Making Music In Brooklyn: Tips and Tricks for Better Recording Sessions

When you’re a musician, there comes a time when you need to take your first steps into a recording studio, and this can be a scary experience for budding musicians trying to break into the industry. Brooklyn has a legacy for producing great bands and singers, but the music scene in this wonderful part of New York is more than the musicians it creates.

The thriving music scene boasts a host of record shops, venues, creativity, and studios. When you’re an emerging artist, a great Brooklyn recording studio is the perfect place to take your career to the next level, but how can you make the most of your recording sessions? Our guide will help navigate you through everything you need to know and do before you take those first steps into the studio.

Make A Plan


Whether it’s your first time in a recording studio or you’re an experienced musician, making a plan is essential for getting the most out of your session. Before you begin, sit down with the studio’s producer or engineer to talk about the record you want to make.

Having a proper plan will ensure you find the right tools to achieve the desired effect, and it will also help you determine how much time you will require to get everything done efficiently. This is also the perfect opportunity to inquire about any available resources, such as free drum kits, that could enhance your recording session. When you sit down with the producer or engineer, it will be the perfect time to not only create a plan but to go over any demos you have while discussing the expectations and rules you’ll have of each other.

Being on the same page with the recording studio is essential for creating a better session for everyone involved. For the perfect place in Brooklyn to begin your music studio journey, check out these Brooklyn recording studios from PIRATE.COM.

Be Prepared

Unless you have an unlimited budget, arriving at the studio prepared will go a long way to ensuring a smoother experience. Learn your songs down pat before you head to your studio session; this will lead to needing fewer takes in your session, which will mean you can get more done in less time.

Being prepared and utilizing your time effectively will provide you with an excellent opportunity to experiment with your creations which could be the difference between your record being good and being great.

Budget Appropriately


Appropriate budgeting should go without saying when you book time in a recording studio. Talk with the studio before you book to understand exactly how much time you will need and what it will cost. Some records require more time and will need more than one session to complete; others can be done in one night; if you’re not sure if the standard hour will be enough, having a conversation with the studio will provide you with expert advice on how to proceed.

Positive Thinking

It is crucial to remain positive when you make a record as things will go wrong or may not pan out in the way you hoped for; guitar strings may break mid-session, or you struggle to hit the same vocal notes you practiced at home.

These problems will be frustrating, but it’s vital that you don’t let them get you down. Some records are polished to perfection, but some of the best work out there have minor mistakes or imperfections that make them phenomenal.

The soul of your music will come from being human and accepting your mistakes as they happen. Use the chaos of mistakes as fuel to turn your record into something truly unique.

The Oblique Strategies


If you find yourself in need of inspiration or you’re struggling with a creative block, it may be time to consult the Oblique Strategies. These strategies were created by Brian Eno and Peter Schmidt as a way to combat creative dilemmas.
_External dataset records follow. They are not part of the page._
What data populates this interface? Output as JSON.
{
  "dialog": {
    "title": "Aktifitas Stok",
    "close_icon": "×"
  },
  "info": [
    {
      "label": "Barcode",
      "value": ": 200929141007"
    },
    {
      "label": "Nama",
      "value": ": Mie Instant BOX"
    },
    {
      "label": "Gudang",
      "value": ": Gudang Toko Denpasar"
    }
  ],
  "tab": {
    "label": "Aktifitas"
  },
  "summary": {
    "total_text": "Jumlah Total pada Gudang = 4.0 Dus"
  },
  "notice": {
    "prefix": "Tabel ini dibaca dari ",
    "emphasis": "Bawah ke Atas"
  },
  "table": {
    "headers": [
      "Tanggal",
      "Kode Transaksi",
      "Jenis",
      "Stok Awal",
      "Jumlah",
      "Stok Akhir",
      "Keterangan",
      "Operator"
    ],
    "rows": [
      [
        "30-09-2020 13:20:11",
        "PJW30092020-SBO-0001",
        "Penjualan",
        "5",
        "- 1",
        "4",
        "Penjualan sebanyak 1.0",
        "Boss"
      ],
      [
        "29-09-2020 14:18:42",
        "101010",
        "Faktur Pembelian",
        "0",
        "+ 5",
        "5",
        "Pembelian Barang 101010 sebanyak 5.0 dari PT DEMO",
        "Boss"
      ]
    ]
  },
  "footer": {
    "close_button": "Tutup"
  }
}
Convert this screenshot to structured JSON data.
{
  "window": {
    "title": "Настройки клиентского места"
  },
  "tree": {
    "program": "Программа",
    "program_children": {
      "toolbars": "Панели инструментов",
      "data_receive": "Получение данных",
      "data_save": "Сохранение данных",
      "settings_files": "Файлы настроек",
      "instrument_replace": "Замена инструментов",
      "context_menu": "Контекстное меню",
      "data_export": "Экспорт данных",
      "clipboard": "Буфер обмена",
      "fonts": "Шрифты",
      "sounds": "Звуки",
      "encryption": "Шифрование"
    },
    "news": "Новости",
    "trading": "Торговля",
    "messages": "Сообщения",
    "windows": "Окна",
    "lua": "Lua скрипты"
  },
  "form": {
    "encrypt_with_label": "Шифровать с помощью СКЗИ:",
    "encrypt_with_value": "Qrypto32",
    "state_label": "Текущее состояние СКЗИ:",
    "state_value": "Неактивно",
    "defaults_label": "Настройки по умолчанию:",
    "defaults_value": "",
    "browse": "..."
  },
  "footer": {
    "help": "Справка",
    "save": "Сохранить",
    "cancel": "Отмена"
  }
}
When you hit a creative block, you draw a card or series of cards and use the advice to approach the problem in a different way. Tackling a problematic situation from another point of view is a fantastic way to break through the creative block and get back to making your music.

Bring Homemade

If you’ve been experimenting at home or have created a few cool demos in advance of your recording session, don’t be afraid to bring those with you; they can be used as reference points or even included on the album. Practicing with home recording before a session in a professional studio is also a great way to save time, especially if you’re feeling the pressure to get the vocals or instruments just right.

With at-home practice, you’ll not only have the opportunity to plan out how you want the finished piece to sound, but you’ll be able to bring in unique art that can be included as bonus material on the record.

Use References


During your first time, it can be challenging to find the right words to express what you want; this could be a certain mood or a specific production technique. If there are particular artists that use methods you like or have a similar sound, bring them with you to help convey what you’re trying to create.

Remain Sober

It may seem obvious, but it is essential that you remain sober during your recording sessions. Many people get caught up in the Rock ‘N’ Roll culture and try to emulate it in every aspect of their music, but when you’re at a studio, you’re there to get a job done.

No studio wants to deal with a musician that can barely stand, let alone create music, and rendering yourself useless will only cost you money as well as waste everyone else’s time. Save the partying until you’ve captured the perfect record and have something to celebrate.

Avoid Overcrowding


It can be great to have your friends and family there to participate in your recording session to provide support or act as cheerleaders. Many of your loved ones may be excited and curious to see the inside of a recording studio for the first time. However, the reality is that creating a record takes time, focus, and concentration.

Having the studio full of people making noise or distractions will take away from that and possibly derail the entire session. Taking support is fine, but be mindful of who you take and how many people you bring with you.